Being brand new to the Texas environment, culture, and heat I’ve been at awe with the beauty of the natural world. It’s far different from my quiet mountains in Vermont or the the calm Long Island Sound. The Texas landscape is vast, diverse, and quiet.
You can often find me hiking, or climbing trees, but one outdoor activity I had never considered trying until now was birding. I actually thought I was quite terrified of birds, up close and from afar, I never gave them a second look and as many times as I have wandered through the woods, I never really took the time to listen to the birds, to seek out their figures in the branches of my favorite trees that I undoubtedly had swung from. That is, until, today, when I experienced my first birding venture.
I had travelled down to the coast of Texas for a meeting and on my way back, a co-worker of mine decided to show me what it meant to “bird”. I had heard the term before but I didn’t quite understand what it entailed. It sounded to me, that “birding” could be a competitive activity, but how could you win, wasn’t it just about looking?
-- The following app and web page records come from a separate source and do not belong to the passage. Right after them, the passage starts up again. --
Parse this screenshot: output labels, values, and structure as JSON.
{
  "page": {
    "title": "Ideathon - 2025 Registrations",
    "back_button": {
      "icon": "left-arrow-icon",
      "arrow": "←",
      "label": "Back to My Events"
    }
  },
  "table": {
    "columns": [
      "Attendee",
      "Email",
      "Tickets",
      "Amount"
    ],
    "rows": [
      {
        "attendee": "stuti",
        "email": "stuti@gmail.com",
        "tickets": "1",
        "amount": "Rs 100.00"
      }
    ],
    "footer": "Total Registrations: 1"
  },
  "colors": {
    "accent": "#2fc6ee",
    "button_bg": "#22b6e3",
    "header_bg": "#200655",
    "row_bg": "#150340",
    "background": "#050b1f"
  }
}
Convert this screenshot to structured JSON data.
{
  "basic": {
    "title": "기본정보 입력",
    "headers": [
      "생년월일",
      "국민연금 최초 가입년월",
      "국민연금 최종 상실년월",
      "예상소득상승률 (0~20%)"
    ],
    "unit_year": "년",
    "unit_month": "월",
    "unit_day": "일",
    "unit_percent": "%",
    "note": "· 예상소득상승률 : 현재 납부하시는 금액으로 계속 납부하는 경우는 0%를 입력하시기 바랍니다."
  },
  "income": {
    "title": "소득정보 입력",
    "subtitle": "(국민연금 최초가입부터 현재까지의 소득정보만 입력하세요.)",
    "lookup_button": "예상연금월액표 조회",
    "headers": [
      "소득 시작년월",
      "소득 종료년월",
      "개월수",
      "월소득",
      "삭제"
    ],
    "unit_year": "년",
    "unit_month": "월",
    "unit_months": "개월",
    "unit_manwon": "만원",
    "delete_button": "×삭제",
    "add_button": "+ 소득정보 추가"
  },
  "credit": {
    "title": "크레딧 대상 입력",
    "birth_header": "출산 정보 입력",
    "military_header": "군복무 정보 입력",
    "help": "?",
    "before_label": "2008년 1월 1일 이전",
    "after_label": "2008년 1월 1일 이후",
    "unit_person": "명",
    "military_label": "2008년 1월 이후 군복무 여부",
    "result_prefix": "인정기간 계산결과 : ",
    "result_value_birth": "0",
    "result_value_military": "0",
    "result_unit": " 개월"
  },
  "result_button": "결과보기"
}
These thoughts that I had been having succeeded in proving how much I still had to learn about the wilderness. I could tell you about trees, and dirt, and rocks. I could tell you about the basic forest animal and what to do it you ran into a bear on the trail. What I couldn’t tell you was anything significant about the native birds in the region that I grew up in. I couldn’t tell you where the birds migrated to and from. My lack of bird knowledge was actually quite embarrassing.
Never the less, I took this as a challenge, to embrace the birding experience and figure out just what made it so unique.
What I discovered may not be what you would expect. My first time birding, I didn’t just learn about native Texas birds. I learned about the art of birding, the behavior behind it, and why so many people were drawn to it.
Birding, I figured out, meant slowing things down. As I walked along the designated trail I followed suit, walking heel to toe, each step deliberate in making as little sound as possible. The binoculars I was borrowing, hung around my neck and clunked against my chest, so I cradled them in my arms. I watched my co-worker as she listened for the bird calls, stopping when she spotted a bird, deep in the branches, that even with my binoculars I had trouble finding. We would stop, lift our heads, and stare for only a few minutes, my co-worker snapping photos, while my eyes darted back and forth, scanning the branches for any kind of movement. Many of the times we stopped, I’d hear the camera click its’ shutter faster than I could lift the binoculars to my face and adjust the lenses.
While I was birding, it was as if I was going by a different clock entirely. My movements felt fast, the snap of the camera, the flitting of a birds wings, the jostling of branches, all happening within seconds. But in reality, time slowed down. I was in slow motion, walking and quietly talking, waiting for the next bird to make its appearance.
And that’s why I became so fascinated with birding. Birding in Texas as it is anywhere I’m sure, is a time to slow down your pace, to look closely at your natural surroundings and simply enjoy what you find. We weren’t hunting the birds, or trying to catch them, we were simply there to watch and to learn. Following a bird’s movements, listening to its call, can teach you patience and persistence, reverence and responsibility. Birds are our indicator species. They are aware of the suffering of our natural systems. When they begin to struggle so shall we. Therefore, after I realized how important birds are to our ecosystem, I also realized my responsibility to protect them, as I would protect myself.
Paying attention to and caring for our birds I think will prove to be beneficial to us all and so I now challenge myself to pay a little but more attention to the sounds of the world around me each time I step outside and I hope that it never goes quiet.